We live in a time when nothing is worth living for and certainly nothing is worth dying for. Everything is relative. There are no absolutes, no great truths, no heroic causes. Part of the appeal of Lord of the Rings is that it contains a sense of moral purpose. It is a world of valour, honour and courage. But in our world these things have lost their meaning. We want meaning and purpose, ...Continue
When we first meet Aragon he is a stranger in the corner of an inn. He is anonymous, unknown – even sinister. It only gradually emerges that he is the king. There is a dramatic moment in the council of Elrond when Legolas the Elf tells Boromir that he should have more respect for Aragorn, the rightful king of Gondor. There is surprise written all over the faces of the hobbits. They ...Continue
At the heart of the story is the ring and it is the ring of power. Lord of the Rings is a story about power. And it is a story about the corrupting nature of power. The ring symbolises power. And the ring corrupts those who come into contact with it. It deceives and it ensnares. Above all, humanity – ‘the race of men’ as the book keeps calling them – cannot be ...Continue
In three separate polls to mark the year 2000 Lord of the Rings by J. R. R. Tolkien was voted the UK’s favourite book. More recently the books have been adapted into films under the director Peter Jackson, each becoming one of the top ten earning films of all time.
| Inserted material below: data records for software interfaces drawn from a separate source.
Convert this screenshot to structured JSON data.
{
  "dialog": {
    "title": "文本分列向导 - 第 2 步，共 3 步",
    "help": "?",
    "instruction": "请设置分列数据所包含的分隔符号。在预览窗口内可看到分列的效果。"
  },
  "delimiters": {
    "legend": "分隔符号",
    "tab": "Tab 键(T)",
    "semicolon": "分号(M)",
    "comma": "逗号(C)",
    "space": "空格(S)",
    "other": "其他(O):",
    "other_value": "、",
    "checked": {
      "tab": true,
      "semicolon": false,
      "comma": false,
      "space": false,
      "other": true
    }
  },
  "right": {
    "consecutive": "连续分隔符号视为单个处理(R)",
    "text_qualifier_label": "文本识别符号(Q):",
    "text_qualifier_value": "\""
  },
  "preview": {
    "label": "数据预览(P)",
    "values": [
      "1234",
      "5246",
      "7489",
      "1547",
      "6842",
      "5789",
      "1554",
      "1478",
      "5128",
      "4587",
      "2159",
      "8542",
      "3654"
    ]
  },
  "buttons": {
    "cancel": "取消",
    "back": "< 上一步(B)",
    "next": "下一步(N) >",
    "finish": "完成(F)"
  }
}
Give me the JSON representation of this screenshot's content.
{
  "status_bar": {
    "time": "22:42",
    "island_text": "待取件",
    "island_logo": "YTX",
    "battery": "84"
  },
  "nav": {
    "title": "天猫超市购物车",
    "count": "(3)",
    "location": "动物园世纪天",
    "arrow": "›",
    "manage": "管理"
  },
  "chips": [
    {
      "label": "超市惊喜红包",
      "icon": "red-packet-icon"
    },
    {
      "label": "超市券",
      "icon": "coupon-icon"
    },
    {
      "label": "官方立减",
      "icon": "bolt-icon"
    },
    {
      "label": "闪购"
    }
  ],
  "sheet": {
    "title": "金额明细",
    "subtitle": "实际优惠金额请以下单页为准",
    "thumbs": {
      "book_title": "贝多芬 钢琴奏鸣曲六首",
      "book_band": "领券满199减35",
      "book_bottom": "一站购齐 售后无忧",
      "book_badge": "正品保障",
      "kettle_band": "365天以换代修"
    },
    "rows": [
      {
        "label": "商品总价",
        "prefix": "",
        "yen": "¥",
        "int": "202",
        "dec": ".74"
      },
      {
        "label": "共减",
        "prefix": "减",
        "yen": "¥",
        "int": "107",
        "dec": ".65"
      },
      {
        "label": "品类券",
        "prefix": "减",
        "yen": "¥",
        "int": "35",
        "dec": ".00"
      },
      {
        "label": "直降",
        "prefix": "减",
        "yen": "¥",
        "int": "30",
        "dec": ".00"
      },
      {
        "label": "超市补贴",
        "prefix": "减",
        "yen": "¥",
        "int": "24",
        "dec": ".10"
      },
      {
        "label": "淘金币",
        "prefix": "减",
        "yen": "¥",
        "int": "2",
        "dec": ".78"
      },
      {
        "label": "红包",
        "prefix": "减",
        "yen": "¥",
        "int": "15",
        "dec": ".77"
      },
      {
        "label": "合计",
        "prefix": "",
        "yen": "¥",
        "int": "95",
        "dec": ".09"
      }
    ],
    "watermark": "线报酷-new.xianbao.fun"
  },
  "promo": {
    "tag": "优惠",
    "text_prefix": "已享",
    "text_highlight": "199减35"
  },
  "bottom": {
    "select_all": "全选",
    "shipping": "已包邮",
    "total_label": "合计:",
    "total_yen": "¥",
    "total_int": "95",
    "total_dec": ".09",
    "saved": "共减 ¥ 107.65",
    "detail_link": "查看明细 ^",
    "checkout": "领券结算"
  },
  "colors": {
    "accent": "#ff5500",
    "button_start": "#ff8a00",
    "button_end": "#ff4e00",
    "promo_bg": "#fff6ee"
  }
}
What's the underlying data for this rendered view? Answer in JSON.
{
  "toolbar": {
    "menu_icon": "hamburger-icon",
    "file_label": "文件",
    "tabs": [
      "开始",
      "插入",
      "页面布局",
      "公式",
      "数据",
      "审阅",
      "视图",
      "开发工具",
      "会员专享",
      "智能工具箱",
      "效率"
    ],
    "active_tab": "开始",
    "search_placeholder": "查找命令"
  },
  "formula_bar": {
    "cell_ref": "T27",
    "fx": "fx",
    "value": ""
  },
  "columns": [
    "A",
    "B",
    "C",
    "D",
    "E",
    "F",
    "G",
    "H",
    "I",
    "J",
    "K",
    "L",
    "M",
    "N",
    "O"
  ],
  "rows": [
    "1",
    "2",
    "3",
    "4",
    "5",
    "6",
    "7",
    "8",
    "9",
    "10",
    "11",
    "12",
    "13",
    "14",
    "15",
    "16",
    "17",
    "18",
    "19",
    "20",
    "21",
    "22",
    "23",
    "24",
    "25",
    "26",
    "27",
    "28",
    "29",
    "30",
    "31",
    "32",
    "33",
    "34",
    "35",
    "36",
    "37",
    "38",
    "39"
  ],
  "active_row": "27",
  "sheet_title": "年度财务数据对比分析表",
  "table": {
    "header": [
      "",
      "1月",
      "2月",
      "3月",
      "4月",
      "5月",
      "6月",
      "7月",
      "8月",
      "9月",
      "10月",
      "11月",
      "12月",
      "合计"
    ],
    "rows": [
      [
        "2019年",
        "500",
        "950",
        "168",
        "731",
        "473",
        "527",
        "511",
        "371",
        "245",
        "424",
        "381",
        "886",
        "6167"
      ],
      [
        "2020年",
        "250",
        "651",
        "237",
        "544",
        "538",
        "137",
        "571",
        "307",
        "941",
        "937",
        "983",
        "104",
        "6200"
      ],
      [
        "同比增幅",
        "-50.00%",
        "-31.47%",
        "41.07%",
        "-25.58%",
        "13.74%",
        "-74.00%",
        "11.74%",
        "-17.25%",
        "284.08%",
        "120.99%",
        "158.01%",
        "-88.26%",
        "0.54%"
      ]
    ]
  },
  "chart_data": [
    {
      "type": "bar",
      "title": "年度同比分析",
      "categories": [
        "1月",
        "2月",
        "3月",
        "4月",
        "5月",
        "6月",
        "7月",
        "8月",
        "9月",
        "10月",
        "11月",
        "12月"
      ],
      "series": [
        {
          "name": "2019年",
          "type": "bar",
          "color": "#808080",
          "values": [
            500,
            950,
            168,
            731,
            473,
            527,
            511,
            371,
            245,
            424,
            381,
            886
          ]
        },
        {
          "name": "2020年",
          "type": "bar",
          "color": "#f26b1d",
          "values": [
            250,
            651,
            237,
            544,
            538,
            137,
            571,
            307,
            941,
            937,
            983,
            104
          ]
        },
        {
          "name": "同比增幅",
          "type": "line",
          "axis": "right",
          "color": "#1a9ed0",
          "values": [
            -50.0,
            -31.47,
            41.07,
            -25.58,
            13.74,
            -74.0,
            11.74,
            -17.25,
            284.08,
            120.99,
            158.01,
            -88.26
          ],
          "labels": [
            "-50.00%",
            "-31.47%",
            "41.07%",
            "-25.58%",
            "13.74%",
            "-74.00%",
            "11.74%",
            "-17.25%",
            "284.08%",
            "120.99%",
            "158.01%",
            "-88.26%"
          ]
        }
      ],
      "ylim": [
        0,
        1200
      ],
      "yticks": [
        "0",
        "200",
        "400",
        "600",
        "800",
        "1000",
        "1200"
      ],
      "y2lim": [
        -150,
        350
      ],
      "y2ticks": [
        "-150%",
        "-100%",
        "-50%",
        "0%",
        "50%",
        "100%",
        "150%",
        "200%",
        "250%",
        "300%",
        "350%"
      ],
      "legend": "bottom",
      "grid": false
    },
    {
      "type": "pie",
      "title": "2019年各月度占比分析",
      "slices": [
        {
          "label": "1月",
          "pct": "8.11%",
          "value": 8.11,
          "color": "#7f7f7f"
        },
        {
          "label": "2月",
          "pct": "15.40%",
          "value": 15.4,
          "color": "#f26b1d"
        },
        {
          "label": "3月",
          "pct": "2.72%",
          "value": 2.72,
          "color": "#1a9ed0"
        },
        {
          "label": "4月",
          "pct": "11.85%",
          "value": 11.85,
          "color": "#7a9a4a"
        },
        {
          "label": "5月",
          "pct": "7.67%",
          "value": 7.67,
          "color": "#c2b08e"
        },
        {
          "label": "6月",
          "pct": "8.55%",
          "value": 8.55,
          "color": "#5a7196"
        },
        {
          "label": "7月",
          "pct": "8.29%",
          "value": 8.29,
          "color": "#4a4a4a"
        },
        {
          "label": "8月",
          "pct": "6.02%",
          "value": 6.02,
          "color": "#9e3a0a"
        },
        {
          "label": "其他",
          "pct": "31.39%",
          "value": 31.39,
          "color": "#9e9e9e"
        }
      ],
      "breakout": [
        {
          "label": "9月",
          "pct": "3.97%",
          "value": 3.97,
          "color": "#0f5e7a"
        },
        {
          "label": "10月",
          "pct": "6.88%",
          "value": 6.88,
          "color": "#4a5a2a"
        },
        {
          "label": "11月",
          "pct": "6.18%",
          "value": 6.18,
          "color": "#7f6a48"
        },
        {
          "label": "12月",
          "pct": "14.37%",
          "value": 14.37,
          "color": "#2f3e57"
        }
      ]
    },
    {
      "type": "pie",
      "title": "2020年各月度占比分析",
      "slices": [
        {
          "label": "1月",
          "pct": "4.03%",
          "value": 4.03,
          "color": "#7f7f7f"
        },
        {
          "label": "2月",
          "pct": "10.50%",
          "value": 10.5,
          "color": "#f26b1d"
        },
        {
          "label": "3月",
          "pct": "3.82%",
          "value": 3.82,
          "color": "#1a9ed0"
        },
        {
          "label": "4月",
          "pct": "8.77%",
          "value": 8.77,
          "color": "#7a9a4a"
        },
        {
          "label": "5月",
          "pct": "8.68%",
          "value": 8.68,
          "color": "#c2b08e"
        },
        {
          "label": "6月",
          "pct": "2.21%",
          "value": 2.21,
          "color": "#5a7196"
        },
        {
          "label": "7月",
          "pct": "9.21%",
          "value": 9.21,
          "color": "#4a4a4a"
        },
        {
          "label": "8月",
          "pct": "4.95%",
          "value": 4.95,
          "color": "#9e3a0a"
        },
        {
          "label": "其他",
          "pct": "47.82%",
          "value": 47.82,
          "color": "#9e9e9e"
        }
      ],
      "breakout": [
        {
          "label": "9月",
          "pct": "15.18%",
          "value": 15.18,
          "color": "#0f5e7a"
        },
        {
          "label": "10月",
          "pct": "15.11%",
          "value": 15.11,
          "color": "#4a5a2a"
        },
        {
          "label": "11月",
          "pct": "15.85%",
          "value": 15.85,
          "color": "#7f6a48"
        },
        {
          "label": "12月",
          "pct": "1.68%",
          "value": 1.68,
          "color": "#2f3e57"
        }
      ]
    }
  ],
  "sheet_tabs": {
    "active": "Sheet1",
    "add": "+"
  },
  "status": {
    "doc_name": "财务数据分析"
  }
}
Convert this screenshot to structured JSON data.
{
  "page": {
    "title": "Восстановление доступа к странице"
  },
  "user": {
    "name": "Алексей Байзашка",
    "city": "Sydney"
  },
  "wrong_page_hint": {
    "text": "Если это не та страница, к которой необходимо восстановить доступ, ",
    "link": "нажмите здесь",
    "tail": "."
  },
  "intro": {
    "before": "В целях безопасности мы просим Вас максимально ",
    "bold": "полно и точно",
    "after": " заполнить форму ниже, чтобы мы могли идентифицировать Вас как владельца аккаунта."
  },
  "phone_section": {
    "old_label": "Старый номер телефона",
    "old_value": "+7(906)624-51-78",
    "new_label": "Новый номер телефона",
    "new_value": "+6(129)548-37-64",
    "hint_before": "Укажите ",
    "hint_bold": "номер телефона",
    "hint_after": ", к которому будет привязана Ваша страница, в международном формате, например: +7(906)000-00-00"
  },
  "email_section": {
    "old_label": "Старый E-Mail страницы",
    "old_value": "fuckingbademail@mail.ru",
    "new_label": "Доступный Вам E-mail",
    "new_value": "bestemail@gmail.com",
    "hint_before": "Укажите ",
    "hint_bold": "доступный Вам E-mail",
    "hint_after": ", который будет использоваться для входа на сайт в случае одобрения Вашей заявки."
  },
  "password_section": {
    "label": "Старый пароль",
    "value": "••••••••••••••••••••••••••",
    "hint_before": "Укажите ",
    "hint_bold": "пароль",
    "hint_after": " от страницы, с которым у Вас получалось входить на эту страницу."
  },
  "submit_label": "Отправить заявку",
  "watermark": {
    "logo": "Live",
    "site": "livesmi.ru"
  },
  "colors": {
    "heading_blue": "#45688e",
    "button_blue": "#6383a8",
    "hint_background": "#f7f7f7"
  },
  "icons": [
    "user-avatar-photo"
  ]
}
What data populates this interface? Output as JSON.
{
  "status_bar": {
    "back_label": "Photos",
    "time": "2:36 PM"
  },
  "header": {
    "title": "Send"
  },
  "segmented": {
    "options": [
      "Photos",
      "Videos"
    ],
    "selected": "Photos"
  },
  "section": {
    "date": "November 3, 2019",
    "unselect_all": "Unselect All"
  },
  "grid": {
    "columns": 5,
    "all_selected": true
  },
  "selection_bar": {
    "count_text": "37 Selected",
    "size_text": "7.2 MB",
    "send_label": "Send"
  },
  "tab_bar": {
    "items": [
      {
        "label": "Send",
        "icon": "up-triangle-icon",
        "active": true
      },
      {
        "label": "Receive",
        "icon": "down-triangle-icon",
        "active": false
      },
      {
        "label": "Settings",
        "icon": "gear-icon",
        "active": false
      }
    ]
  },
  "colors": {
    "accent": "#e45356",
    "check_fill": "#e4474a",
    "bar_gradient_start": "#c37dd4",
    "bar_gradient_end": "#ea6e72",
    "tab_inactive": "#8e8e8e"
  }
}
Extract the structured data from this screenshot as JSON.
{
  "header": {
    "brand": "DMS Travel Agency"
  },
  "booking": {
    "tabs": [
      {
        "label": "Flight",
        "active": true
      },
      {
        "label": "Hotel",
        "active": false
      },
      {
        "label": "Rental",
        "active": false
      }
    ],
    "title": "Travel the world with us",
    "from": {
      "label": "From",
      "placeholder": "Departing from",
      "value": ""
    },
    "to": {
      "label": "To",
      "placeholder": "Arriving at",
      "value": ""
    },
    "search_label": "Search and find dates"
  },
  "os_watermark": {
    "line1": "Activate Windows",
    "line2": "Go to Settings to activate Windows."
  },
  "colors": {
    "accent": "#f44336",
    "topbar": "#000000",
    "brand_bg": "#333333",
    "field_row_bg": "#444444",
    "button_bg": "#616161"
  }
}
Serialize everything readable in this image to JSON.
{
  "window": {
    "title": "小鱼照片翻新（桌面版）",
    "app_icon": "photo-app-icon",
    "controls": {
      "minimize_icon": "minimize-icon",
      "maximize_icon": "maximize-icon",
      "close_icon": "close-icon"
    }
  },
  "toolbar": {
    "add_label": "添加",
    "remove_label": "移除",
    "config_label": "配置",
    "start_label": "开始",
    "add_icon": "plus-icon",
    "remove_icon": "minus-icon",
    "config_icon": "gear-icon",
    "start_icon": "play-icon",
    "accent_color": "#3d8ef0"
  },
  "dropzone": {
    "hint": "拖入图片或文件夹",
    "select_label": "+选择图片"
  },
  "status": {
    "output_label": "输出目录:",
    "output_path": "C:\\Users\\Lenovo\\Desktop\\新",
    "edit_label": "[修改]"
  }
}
Tolkien  was good friends with C. S. Lewis, the author of the Narnia stories for children and apologist for ...Continue